# Assignment:
All lines of the material should be given again exactly.

──────── Data listing

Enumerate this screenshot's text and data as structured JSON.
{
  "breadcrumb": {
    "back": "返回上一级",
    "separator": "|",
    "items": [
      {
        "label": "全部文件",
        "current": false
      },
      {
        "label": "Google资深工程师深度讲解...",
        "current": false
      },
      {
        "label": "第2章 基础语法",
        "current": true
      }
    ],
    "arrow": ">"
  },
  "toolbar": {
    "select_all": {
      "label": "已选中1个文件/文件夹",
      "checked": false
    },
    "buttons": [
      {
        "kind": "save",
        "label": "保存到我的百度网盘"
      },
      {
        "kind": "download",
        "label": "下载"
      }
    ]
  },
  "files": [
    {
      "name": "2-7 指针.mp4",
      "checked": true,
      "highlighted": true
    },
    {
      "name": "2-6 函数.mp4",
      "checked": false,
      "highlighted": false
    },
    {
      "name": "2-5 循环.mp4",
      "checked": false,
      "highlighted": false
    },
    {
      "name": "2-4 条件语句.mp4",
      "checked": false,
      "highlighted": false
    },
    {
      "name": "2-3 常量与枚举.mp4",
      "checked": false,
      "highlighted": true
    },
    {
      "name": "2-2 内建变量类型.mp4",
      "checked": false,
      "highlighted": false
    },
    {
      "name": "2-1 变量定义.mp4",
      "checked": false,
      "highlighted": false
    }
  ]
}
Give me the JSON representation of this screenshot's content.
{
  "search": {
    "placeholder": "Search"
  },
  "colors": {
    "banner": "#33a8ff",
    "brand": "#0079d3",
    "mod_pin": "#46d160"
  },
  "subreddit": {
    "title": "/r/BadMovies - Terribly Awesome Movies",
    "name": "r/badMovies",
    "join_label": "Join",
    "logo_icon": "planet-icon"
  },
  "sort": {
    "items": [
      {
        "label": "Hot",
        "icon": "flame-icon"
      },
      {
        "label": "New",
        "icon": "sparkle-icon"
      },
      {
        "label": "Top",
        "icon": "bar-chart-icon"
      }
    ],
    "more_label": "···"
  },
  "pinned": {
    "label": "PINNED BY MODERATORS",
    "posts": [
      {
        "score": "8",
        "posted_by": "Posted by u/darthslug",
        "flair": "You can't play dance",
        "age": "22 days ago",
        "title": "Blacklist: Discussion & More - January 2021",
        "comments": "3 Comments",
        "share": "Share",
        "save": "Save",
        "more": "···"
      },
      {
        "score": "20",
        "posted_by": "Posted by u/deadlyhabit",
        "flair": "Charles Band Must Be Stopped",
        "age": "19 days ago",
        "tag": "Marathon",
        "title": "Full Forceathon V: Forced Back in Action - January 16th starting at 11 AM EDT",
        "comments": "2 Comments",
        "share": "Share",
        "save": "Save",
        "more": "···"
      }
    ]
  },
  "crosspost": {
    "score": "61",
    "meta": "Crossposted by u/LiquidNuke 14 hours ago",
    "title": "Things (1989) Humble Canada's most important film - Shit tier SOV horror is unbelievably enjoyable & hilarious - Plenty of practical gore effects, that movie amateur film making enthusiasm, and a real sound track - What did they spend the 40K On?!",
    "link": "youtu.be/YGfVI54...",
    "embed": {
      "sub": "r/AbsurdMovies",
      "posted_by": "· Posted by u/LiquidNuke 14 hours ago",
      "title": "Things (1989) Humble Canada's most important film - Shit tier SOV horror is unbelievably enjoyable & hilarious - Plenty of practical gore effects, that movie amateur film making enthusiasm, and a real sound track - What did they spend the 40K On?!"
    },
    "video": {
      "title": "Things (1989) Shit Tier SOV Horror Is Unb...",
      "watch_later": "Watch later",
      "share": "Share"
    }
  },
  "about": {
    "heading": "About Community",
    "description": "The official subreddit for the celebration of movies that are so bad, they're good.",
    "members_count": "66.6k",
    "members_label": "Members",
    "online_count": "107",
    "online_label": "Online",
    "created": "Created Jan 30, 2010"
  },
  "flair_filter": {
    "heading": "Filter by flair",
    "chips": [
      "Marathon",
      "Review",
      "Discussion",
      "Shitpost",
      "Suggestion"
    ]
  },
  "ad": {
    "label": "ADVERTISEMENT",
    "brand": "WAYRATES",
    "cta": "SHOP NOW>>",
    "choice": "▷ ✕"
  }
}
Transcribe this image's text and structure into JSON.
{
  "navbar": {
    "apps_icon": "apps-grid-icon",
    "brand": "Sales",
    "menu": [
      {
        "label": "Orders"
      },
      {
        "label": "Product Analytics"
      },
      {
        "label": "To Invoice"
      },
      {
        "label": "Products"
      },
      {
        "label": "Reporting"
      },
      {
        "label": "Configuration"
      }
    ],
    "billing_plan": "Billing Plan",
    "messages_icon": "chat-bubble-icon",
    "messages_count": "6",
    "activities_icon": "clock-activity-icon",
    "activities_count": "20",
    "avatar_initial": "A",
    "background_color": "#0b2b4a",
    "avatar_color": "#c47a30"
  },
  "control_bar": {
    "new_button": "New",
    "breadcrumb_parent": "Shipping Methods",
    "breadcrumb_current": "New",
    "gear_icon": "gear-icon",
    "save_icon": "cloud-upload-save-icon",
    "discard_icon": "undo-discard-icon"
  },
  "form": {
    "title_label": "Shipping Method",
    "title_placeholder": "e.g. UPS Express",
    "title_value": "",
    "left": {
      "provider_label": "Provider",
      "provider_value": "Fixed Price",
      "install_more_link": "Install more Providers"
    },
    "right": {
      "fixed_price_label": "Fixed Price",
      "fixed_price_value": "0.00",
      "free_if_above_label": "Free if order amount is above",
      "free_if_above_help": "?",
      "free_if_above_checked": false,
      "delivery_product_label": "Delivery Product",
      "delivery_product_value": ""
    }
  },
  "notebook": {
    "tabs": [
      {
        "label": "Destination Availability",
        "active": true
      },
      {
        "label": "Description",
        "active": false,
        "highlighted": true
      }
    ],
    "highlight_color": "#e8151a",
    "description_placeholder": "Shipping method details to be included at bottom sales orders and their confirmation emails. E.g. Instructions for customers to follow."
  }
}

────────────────

# Solution to the problem:
Enumerate this screenshot's text and data as structured JSON.
{
  "breadcrumb": {
    "back": "返回上一级",
    "separator": "|",
    "items": [
      {
        "label": "全部文件",
        "current": false
      },
      {
        "label": "Google资深工程师深度讲解...",
        "current": false
      },
      {
        "label": "第2章 基础语法",
        "current": true
      }
    ],
    "arrow": ">"
  },
  "toolbar": {
    "select_all": {
      "label": "已选中1个文件/文件夹",
      "checked": false
    },
    "buttons": [
      {
        "kind": "save",
        "label": "保存到我的百度网盘"
      },
      {
        "kind": "download",
        "label": "下载"
      }
    ]
  },
  "files": [
    {
      "name": "2-7 指针.mp4",
      "checked": true,
      "highlighted": true
    },
    {
      "name": "2-6 函数.mp4",
      "checked": false,
      "highlighted": false
    },
    {
      "name": "2-5 循环.mp4",
      "checked": false,
      "highlighted": false
    },
    {
      "name": "2-4 条件语句.mp4",
      "checked": false,
      "highlighted": false
    },
    {
      "name": "2-3 常量与枚举.mp4",
      "checked": false,
      "highlighted": true
    },
    {
      "name": "2-2 内建变量类型.mp4",
      "checked": false,
      "highlighted": false
    },
    {
      "name": "2-1 变量定义.mp4",
      "checked": false,
      "highlighted": false
    }
  ]
}
Give me the JSON representation of this screenshot's content.
{
  "search": {
    "placeholder": "Search"
  },
  "colors": {
    "banner": "#33a8ff",
    "brand": "#0079d3",
    "mod_pin": "#46d160"
  },
  "subreddit": {
    "title": "/r/BadMovies - Terribly Awesome Movies",
    "name": "r/badMovies",
    "join_label": "Join",
    "logo_icon": "planet-icon"
  },
  "sort": {
    "items": [
      {
        "label": "Hot",
        "icon": "flame-icon"
      },
      {
        "label": "New",
        "icon": "sparkle-icon"
      },
      {
        "label": "Top",
        "icon": "bar-chart-icon"
      }
    ],
    "more_label": "···"
  },
  "pinned": {
    "label": "PINNED BY MODERATORS",
    "posts": [
      {
        "score": "8",
        "posted_by": "Posted by u/darthslug",
        "flair": "You can't play dance",
        "age": "22 days ago",
        "title": "Blacklist: Discussion & More - January 2021",
        "comments": "3 Comments",
        "share": "Share",
        "save": "Save",
        "more": "···"
      },
      {
        "score": "20",
        "posted_by": "Posted by u/deadlyhabit",
        "flair": "Charles Band Must Be Stopped",
        "age": "19 days ago",
        "tag": "Marathon",
        "title": "Full Forceathon V: Forced Back in Action - January 16th starting at 11 AM EDT",
        "comments": "2 Comments",
        "share": "Share",
        "save": "Save",
        "more": "···"
      }
    ]
  },
  "crosspost": {
    "score": "61",
    "meta": "Crossposted by u/LiquidNuke 14 hours ago",
    "title": "Things (1989) Humble Canada's most important film - Shit tier SOV horror is unbelievably enjoyable & hilarious - Plenty of practical gore effects, that movie amateur film making enthusiasm, and a real sound track - What did they spend the 40K On?!",
    "link": "youtu.be/YGfVI54...",
    "embed": {
      "sub": "r/AbsurdMovies",
      "posted_by": "· Posted by u/LiquidNuke 14 hours ago",
      "title": "Things (1989) Humble Canada's most important film - Shit tier SOV horror is unbelievably enjoyable & hilarious - Plenty of practical gore effects, that movie amateur film making enthusiasm, and a real sound track - What did they spend the 40K On?!"
    },
    "video": {
      "title": "Things (1989) Shit Tier SOV Horror Is Unb...",
      "watch_later": "Watch later",
      "share": "Share"
    }
  },
  "about": {
    "heading": "About Community",
    "description": "The official subreddit for the celebration of movies that are so bad, they're good.",
    "members_count": "66.6k",
    "members_label": "Members",
    "online_count": "107",
    "online_label": "Online",
    "created": "Created Jan 30, 2010"
  },
  "flair_filter": {
    "heading": "Filter by flair",
    "chips": [
      "Marathon",
      "Review",
      "Discussion",
      "Shitpost",
      "Suggestion"
    ]
  },
  "ad": {
    "label": "ADVERTISEMENT",
    "brand": "WAYRATES",
    "cta": "SHOP NOW>>",
    "choice": "▷ ✕"
  }
}
Transcribe this image's text and structure into JSON.
{
  "navbar": {
    "apps_icon": "apps-grid-icon",
    "brand": "Sales",
    "menu": [
      {
        "label": "Orders"
      },
      {
        "label": "Product Analytics"
      },
      {
        "label": "To Invoice"
      },
      {
        "label": "Products"
      },
      {
        "label": "Reporting"
      },
      {
        "label": "Configuration"
      }
    ],
    "billing_plan": "Billing Plan",
    "messages_icon": "chat-bubble-icon",
    "messages_count": "6",
    "activities_icon": "clock-activity-icon",
    "activities_count": "20",
    "avatar_initial": "A",
    "background_color": "#0b2b4a",
    "avatar_color": "#c47a30"
  },
  "control_bar": {
    "new_button": "New",
    "breadcrumb_parent": "Shipping Methods",
    "breadcrumb_current": "New",
    "gear_icon": "gear-icon",
    "save_icon": "cloud-upload-save-icon",
    "discard_icon": "undo-discard-icon"
  },
  "form": {
    "title_label": "Shipping Method",
    "title_placeholder": "e.g. UPS Express",
    "title_value": "",
    "left": {
      "provider_label": "Provider",
      "provider_value": "Fixed Price",
      "install_more_link": "Install more Providers"
    },
    "right": {
      "fixed_price_label": "Fixed Price",
      "fixed_price_value": "0.00",
      "free_if_above_label": "Free if order amount is above",
      "free_if_above_help": "?",
      "free_if_above_checked": false,
      "delivery_product_label": "Delivery Product",
      "delivery_product_value": ""
    }
  },
  "notebook": {
    "tabs": [
      {
        "label": "Destination Availability",
        "active": true
      },
      {
        "label": "Description",
        "active": false,
        "highlighted": true
      }
    ],
    "highlight_color": "#e8151a",
    "description_placeholder": "Shipping method details to be included at bottom sales orders and their confirmation emails. E.g. Instructions for customers to follow."
  }
}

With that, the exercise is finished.